### Website and app data records:
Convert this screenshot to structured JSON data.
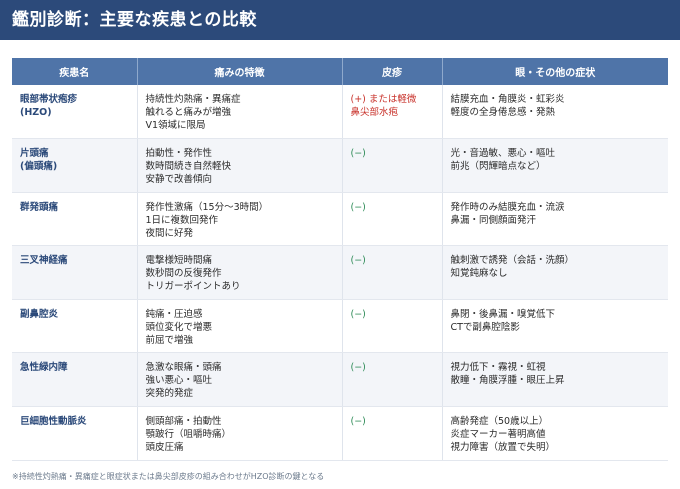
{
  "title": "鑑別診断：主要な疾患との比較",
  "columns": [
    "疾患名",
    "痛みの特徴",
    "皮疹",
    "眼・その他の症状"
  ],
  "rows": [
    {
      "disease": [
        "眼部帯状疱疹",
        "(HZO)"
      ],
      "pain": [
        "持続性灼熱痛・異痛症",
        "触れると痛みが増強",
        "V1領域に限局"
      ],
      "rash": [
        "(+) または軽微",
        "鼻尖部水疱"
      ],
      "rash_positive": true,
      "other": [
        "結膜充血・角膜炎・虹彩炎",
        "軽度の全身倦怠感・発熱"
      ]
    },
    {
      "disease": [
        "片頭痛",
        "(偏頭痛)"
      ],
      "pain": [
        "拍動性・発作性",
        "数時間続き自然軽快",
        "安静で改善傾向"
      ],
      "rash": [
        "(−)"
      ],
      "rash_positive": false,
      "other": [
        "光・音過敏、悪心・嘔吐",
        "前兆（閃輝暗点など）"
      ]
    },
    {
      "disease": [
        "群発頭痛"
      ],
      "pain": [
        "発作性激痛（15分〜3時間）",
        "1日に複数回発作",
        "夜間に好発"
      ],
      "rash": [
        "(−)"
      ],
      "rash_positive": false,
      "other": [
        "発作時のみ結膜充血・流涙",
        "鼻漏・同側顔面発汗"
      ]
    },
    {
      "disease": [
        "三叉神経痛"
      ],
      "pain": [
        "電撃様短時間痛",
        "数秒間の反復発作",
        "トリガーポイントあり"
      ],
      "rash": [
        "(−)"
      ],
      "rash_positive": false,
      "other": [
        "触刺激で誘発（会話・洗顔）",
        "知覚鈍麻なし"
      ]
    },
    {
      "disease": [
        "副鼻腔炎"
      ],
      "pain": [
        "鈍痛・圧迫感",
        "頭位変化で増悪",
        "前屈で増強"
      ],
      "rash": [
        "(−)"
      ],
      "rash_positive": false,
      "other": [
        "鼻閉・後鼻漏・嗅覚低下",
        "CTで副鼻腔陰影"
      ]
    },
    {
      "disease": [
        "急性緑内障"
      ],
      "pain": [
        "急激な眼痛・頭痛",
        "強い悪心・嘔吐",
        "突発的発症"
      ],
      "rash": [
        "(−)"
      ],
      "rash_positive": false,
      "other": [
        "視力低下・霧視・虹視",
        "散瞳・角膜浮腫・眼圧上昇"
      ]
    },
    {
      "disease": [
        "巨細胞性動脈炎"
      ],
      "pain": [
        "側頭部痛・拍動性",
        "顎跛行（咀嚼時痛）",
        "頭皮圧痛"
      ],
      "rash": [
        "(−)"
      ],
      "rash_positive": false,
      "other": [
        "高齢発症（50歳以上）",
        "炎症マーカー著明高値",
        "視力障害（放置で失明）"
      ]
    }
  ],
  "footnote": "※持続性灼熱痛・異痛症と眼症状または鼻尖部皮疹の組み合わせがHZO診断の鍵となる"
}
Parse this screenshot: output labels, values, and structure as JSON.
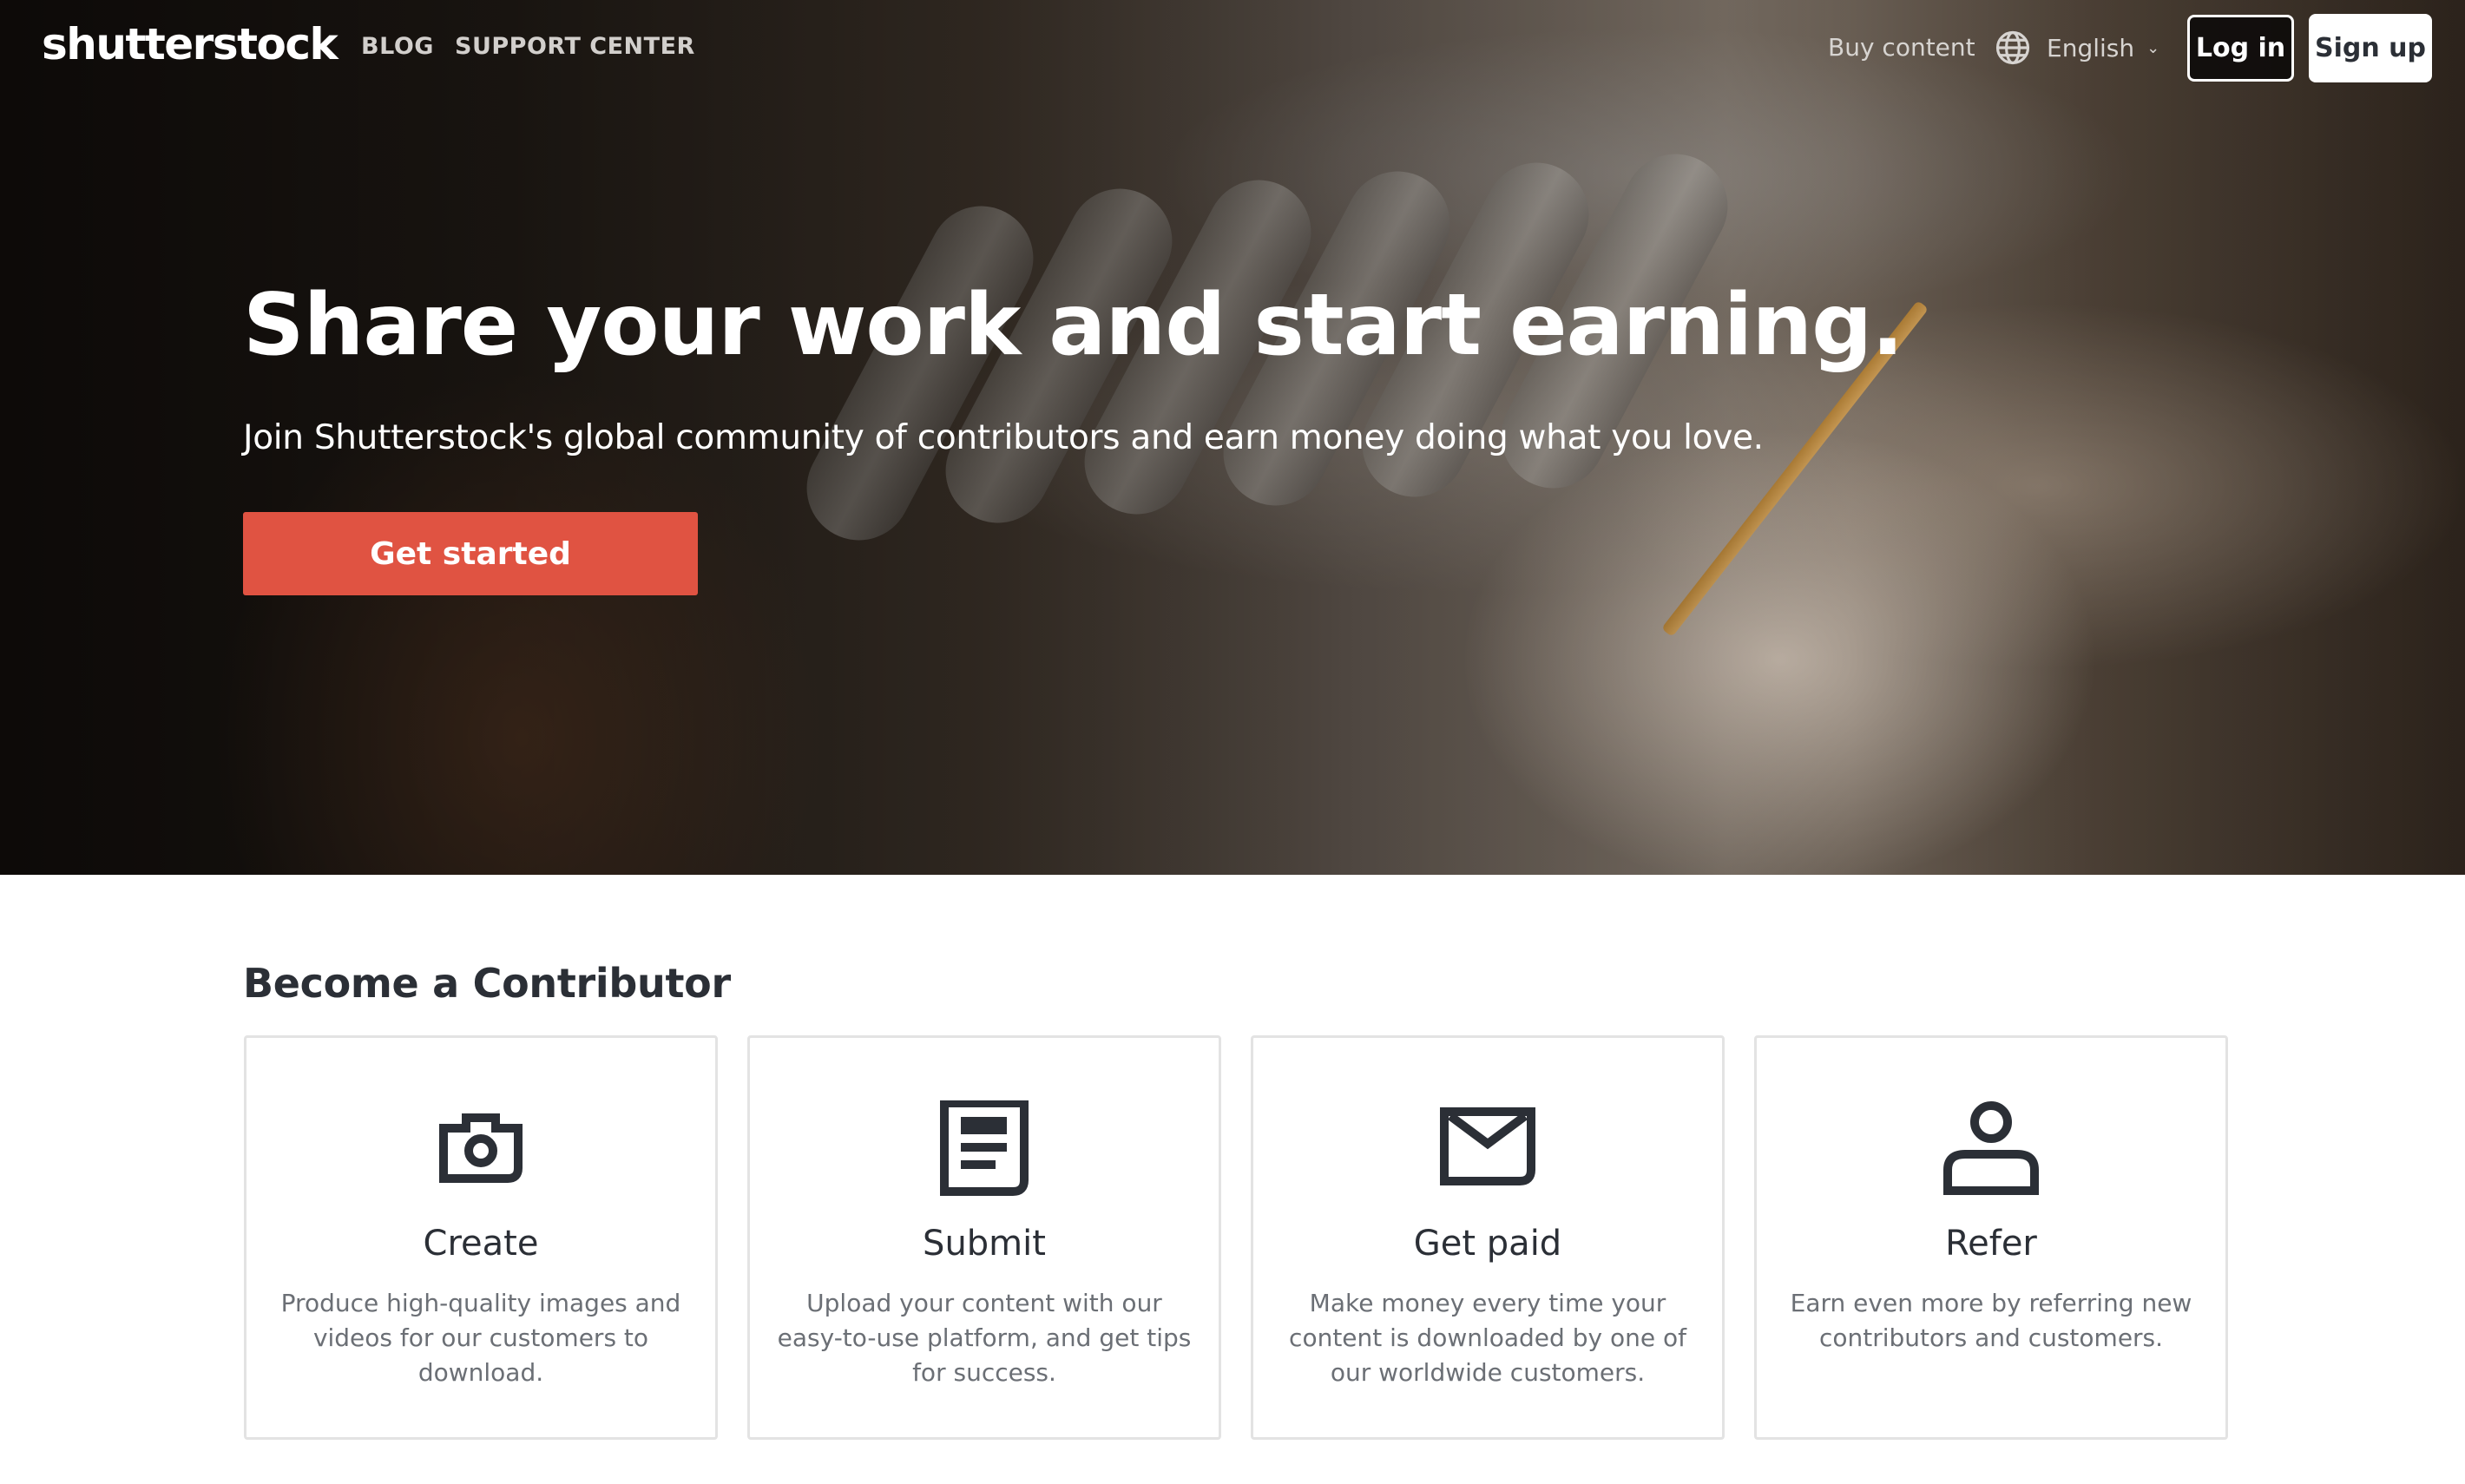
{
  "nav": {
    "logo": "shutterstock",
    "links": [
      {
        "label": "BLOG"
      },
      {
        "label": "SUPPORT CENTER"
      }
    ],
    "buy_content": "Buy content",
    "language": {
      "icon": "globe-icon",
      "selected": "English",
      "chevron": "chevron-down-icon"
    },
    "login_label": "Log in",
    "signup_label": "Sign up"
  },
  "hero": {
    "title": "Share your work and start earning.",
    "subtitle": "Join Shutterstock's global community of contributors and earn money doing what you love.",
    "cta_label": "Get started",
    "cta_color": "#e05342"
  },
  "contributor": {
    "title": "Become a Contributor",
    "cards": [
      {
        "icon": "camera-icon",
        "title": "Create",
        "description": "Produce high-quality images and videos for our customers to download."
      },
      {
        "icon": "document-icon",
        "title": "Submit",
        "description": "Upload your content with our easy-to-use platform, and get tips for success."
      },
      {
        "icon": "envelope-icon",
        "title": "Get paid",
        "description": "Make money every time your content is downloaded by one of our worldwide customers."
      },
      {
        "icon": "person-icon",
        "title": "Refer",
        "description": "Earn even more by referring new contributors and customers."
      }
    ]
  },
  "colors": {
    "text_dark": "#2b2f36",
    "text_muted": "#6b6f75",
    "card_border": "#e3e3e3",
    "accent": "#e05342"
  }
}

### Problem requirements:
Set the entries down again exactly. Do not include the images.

### Solved problem:
Convert this screenshot to structured JSON data.
{
  "title": "鑑別診断：主要な疾患との比較",
  "columns": [
    "疾患名",
    "痛みの特徴",
    "皮疹",
    "眼・その他の症状"
  ],
  "rows": [
    {
      "disease": [
        "眼部帯状疱疹",
        "(HZO)"
      ],
      "pain": [
        "持続性灼熱痛・異痛症",
        "触れると痛みが増強",
        "V1領域に限局"
      ],
      "rash": [
        "(+) または軽微",
        "鼻尖部水疱"
      ],
      "rash_positive": true,
      "other": [
        "結膜充血・角膜炎・虹彩炎",
        "軽度の全身倦怠感・発熱"
      ]
    },
    {
      "disease": [
        "片頭痛",
        "(偏頭痛)"
      ],
      "pain": [
        "拍動性・発作性",
        "数時間続き自然軽快",
        "安静で改善傾向"
      ],
      "rash": [
        "(−)"
      ],
      "rash_positive": false,
      "other": [
        "光・音過敏、悪心・嘔吐",
        "前兆（閃輝暗点など）"
      ]
    },
    {
      "disease": [
        "群発頭痛"
      ],
      "pain": [
        "発作性激痛（15分〜3時間）",
        "1日に複数回発作",
        "夜間に好発"
      ],
      "rash": [
        "(−)"
      ],
      "rash_positive": false,
      "other": [
        "発作時のみ結膜充血・流涙",
        "鼻漏・同側顔面発汗"
      ]
    },
    {
      "disease": [
        "三叉神経痛"
      ],
      "pain": [
        "電撃様短時間痛",
        "数秒間の反復発作",
        "トリガーポイントあり"
      ],
      "rash": [
        "(−)"
      ],
      "rash_positive": false,
      "other": [
        "触刺激で誘発（会話・洗顔）",
        "知覚鈍麻なし"
      ]
    },
    {
      "disease": [
        "副鼻腔炎"
      ],
      "pain": [
        "鈍痛・圧迫感",
        "頭位変化で増悪",
        "前屈で増強"
      ],
      "rash": [
        "(−)"
      ],
      "rash_positive": false,
      "other": [
        "鼻閉・後鼻漏・嗅覚低下",
        "CTで副鼻腔陰影"
      ]
    },
    {
      "disease": [
        "急性緑内障"
      ],
      "pain": [
        "急激な眼痛・頭痛",
        "強い悪心・嘔吐",
        "突発的発症"
      ],
      "rash": [
        "(−)"
      ],
      "rash_positive": false,
      "other": [
        "視力低下・霧視・虹視",
        "散瞳・角膜浮腫・眼圧上昇"
      ]
    },
    {
      "disease": [
        "巨細胞性動脈炎"
      ],
      "pain": [
        "側頭部痛・拍動性",
        "顎跛行（咀嚼時痛）",
        "頭皮圧痛"
      ],
      "rash": [
        "(−)"
      ],
      "rash_positive": false,
      "other": [
        "高齢発症（50歳以上）",
        "炎症マーカー著明高値",
        "視力障害（放置で失明）"
      ]
    }
  ],
  "footnote": "※持続性灼熱痛・異痛症と眼症状または鼻尖部皮疹の組み合わせがHZO診断の鍵となる"
}
Parse this screenshot: output labels, values, and structure as JSON.
{
  "nav": {
    "logo": "shutterstock",
    "links": [
      {
        "label": "BLOG"
      },
      {
        "label": "SUPPORT CENTER"
      }
    ],
    "buy_content": "Buy content",
    "language": {
      "icon": "globe-icon",
      "selected": "English",
      "chevron": "chevron-down-icon"
    },
    "login_label": "Log in",
    "signup_label": "Sign up"
  },
  "hero": {
    "title": "Share your work and start earning.",
    "subtitle": "Join Shutterstock's global community of contributors and earn money doing what you love.",
    "cta_label": "Get started",
    "cta_color": "#e05342"
  },
  "contributor": {
    "title": "Become a Contributor",
    "cards": [
      {
        "icon": "camera-icon",
        "title": "Create",
        "description": "Produce high-quality images and videos for our customers to download."
      },
      {
        "icon": "document-icon",
        "title": "Submit",
        "description": "Upload your content with our easy-to-use platform, and get tips for success."
      },
      {
        "icon": "envelope-icon",
        "title": "Get paid",
        "description": "Make money every time your content is downloaded by one of our worldwide customers."
      },
      {
        "icon": "person-icon",
        "title": "Refer",
        "description": "Earn even more by referring new contributors and customers."
      }
    ]
  },
  "colors": {
    "text_dark": "#2b2f36",
    "text_muted": "#6b6f75",
    "card_border": "#e3e3e3",
    "accent": "#e05342"
  }
}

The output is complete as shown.